» **GIVEN DATA**
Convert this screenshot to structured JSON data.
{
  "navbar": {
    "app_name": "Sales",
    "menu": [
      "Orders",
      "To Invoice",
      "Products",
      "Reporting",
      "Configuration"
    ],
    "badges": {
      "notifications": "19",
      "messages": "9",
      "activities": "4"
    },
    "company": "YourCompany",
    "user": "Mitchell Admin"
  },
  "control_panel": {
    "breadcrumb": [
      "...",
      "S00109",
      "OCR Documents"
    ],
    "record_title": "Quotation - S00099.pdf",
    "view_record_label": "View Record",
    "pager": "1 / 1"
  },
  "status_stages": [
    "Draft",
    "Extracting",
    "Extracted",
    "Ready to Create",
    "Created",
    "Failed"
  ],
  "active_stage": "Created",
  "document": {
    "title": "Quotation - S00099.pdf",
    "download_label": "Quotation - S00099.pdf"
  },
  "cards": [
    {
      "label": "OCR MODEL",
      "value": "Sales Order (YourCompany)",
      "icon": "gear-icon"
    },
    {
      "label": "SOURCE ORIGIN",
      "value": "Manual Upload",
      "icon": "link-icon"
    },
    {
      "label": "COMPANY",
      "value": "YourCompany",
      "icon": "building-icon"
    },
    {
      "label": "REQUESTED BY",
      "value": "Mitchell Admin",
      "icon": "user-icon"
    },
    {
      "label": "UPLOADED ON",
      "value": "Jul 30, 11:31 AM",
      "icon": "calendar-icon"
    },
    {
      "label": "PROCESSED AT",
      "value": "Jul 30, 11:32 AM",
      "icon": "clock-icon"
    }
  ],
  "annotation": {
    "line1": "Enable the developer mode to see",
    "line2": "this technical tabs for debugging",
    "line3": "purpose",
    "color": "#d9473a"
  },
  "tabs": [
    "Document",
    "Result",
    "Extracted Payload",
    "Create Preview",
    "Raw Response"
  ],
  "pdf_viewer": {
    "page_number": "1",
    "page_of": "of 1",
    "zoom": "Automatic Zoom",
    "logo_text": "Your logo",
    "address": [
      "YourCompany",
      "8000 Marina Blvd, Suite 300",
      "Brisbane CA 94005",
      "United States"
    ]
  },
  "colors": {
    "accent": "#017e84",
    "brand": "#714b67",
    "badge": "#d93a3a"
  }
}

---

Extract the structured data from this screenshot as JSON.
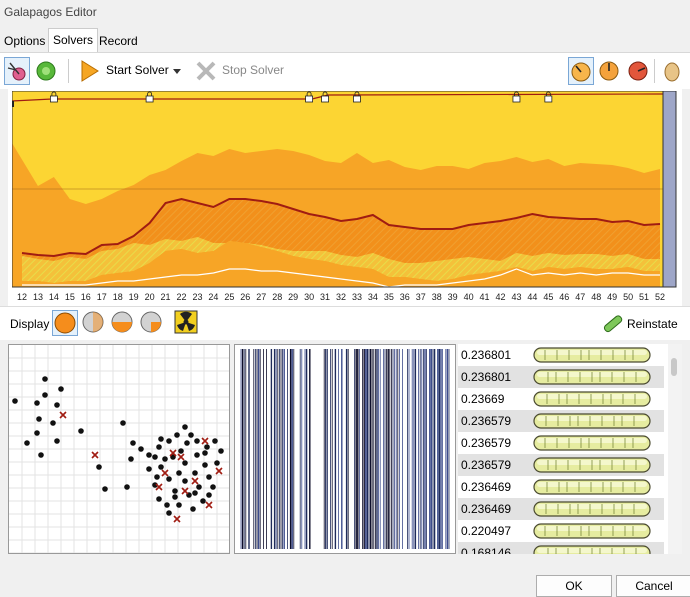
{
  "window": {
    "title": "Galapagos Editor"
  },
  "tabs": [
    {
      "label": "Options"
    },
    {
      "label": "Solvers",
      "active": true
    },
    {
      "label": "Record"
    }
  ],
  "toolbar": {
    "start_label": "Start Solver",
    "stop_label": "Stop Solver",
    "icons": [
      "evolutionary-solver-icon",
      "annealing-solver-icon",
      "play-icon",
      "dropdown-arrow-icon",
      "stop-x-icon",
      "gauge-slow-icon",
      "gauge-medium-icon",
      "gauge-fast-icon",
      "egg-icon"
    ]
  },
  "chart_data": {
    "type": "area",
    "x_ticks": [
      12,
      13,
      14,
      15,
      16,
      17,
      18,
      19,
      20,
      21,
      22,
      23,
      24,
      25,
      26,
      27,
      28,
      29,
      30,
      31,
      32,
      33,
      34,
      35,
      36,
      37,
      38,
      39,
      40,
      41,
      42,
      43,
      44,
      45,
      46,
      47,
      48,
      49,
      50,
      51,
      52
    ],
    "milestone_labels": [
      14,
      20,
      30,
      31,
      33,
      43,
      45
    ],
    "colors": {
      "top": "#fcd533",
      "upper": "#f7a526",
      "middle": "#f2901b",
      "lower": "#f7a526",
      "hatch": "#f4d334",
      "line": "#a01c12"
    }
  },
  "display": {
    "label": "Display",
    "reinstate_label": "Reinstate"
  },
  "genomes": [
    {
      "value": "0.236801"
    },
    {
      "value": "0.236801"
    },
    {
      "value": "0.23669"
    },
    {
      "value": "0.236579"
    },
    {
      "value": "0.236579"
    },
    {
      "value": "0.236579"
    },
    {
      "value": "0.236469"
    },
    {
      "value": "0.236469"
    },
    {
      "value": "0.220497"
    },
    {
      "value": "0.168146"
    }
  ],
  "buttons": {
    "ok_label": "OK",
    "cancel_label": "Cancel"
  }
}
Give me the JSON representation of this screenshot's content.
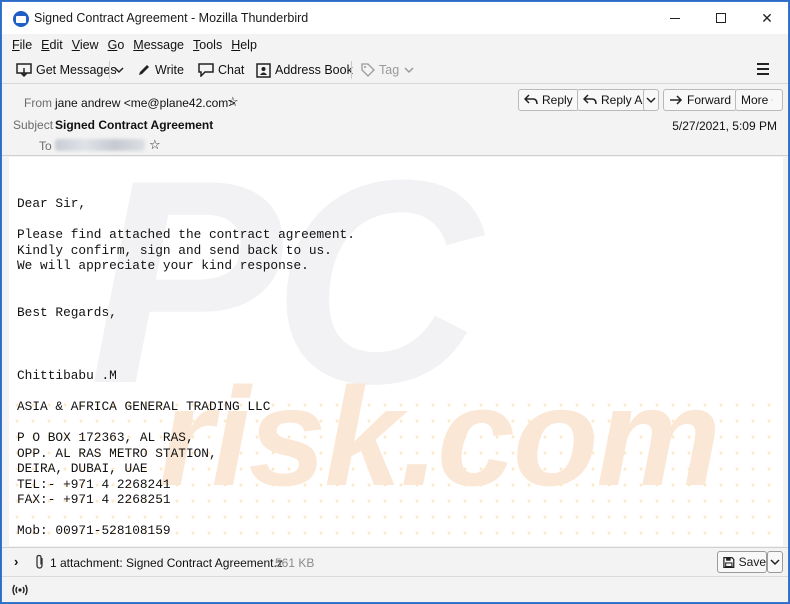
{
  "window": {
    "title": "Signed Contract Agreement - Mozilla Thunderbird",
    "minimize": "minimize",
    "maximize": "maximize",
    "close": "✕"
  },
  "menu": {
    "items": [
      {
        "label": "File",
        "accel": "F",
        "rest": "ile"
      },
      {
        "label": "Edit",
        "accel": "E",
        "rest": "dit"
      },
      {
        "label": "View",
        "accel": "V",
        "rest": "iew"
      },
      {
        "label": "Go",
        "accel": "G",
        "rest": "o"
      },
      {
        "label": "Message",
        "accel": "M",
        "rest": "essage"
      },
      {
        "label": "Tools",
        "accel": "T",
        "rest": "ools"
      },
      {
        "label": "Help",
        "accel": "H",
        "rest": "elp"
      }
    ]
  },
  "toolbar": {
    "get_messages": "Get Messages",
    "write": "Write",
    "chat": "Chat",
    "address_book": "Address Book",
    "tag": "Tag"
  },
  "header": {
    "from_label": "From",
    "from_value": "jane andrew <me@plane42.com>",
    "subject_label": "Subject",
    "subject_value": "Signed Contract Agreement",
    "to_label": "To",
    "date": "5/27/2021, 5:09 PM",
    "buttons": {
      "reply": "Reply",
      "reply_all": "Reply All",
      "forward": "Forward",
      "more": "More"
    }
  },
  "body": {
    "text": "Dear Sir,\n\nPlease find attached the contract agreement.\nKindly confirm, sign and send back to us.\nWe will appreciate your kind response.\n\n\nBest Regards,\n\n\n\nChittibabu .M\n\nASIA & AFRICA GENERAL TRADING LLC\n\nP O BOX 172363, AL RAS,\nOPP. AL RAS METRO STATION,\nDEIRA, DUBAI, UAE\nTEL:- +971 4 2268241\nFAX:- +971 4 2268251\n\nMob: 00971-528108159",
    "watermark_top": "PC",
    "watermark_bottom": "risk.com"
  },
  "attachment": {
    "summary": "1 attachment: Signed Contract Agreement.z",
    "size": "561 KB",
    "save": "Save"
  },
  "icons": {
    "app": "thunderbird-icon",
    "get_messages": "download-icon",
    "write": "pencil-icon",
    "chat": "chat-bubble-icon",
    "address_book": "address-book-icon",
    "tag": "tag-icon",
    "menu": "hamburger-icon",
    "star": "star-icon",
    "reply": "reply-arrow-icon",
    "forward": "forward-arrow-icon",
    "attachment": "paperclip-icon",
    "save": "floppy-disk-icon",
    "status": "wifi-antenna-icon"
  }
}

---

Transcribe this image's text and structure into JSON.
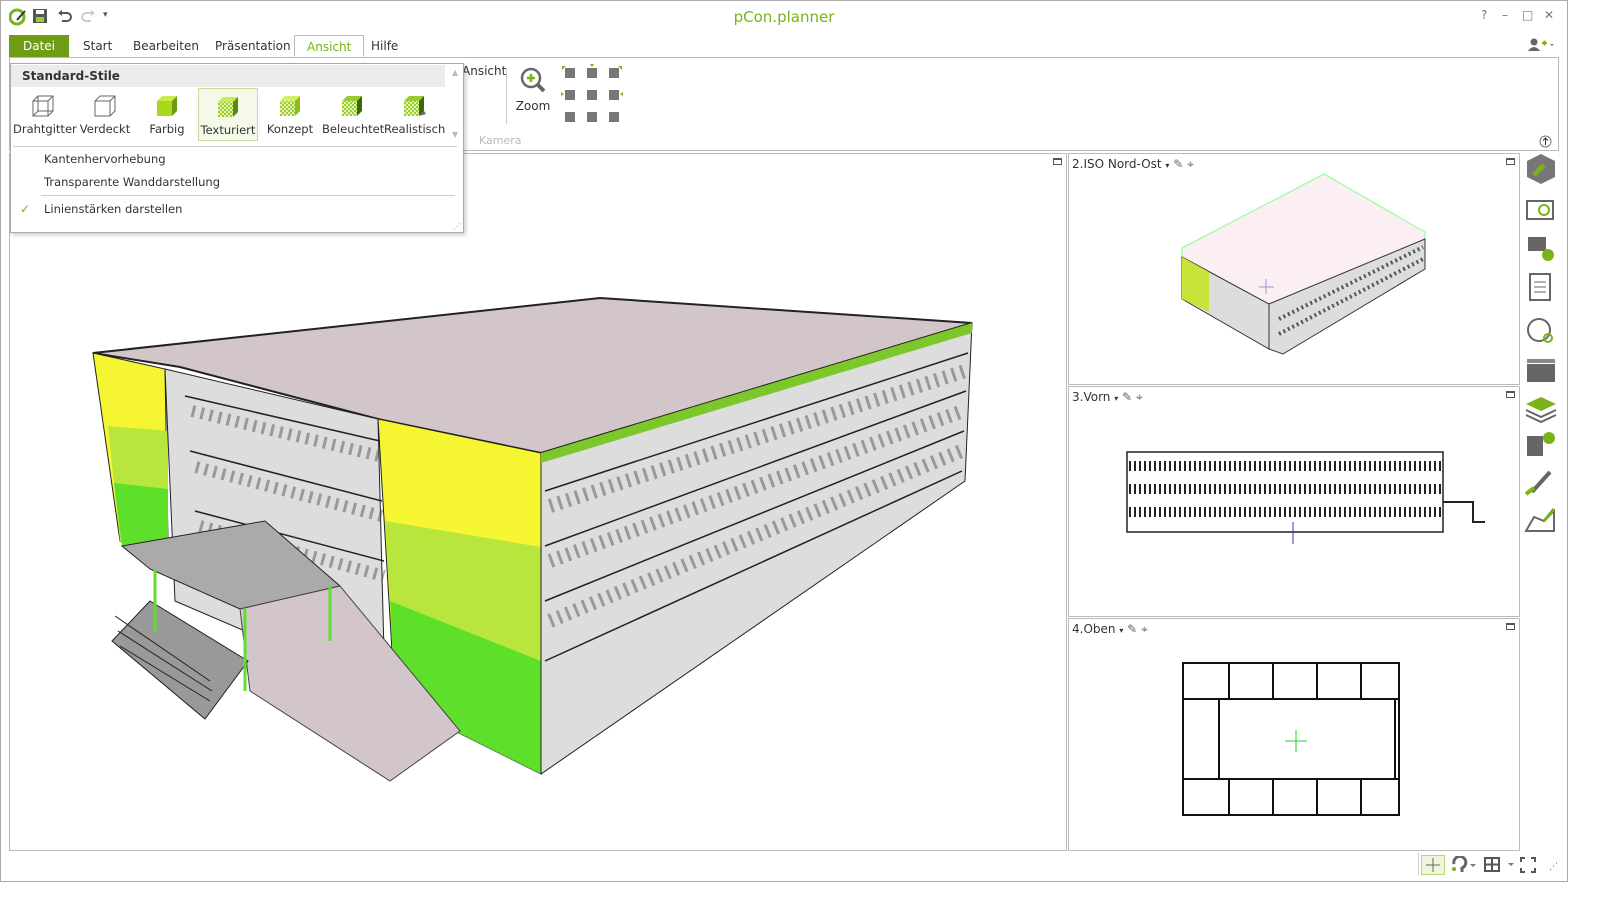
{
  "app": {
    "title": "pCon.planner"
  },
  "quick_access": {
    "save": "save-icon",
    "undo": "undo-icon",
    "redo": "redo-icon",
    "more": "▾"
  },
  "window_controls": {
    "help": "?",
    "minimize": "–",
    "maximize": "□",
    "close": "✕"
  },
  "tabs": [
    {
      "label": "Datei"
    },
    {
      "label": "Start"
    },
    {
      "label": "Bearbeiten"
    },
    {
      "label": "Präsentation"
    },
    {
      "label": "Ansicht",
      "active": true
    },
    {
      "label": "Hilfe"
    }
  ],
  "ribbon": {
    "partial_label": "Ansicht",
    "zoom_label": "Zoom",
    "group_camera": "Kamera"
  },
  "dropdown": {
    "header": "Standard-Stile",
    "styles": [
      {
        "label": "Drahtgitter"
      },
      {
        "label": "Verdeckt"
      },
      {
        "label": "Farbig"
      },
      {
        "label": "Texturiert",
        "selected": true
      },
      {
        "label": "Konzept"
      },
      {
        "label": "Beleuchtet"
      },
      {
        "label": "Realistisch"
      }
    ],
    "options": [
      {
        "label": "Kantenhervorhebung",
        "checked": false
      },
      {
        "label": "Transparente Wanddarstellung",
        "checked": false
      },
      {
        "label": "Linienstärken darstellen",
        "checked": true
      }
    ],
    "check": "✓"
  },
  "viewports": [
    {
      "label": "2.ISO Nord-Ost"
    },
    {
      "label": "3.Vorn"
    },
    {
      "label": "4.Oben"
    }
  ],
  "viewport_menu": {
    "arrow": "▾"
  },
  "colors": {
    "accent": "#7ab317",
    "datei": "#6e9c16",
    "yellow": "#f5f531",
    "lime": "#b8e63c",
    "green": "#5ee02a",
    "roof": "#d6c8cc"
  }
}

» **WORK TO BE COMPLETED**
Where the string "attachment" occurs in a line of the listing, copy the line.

» **RESPONSE FOR THIS EXERCISE**
  "attachment": {
    "summary": "1 attachment: Signed Contract Agreement.z",
    "attachment": "paperclip-icon",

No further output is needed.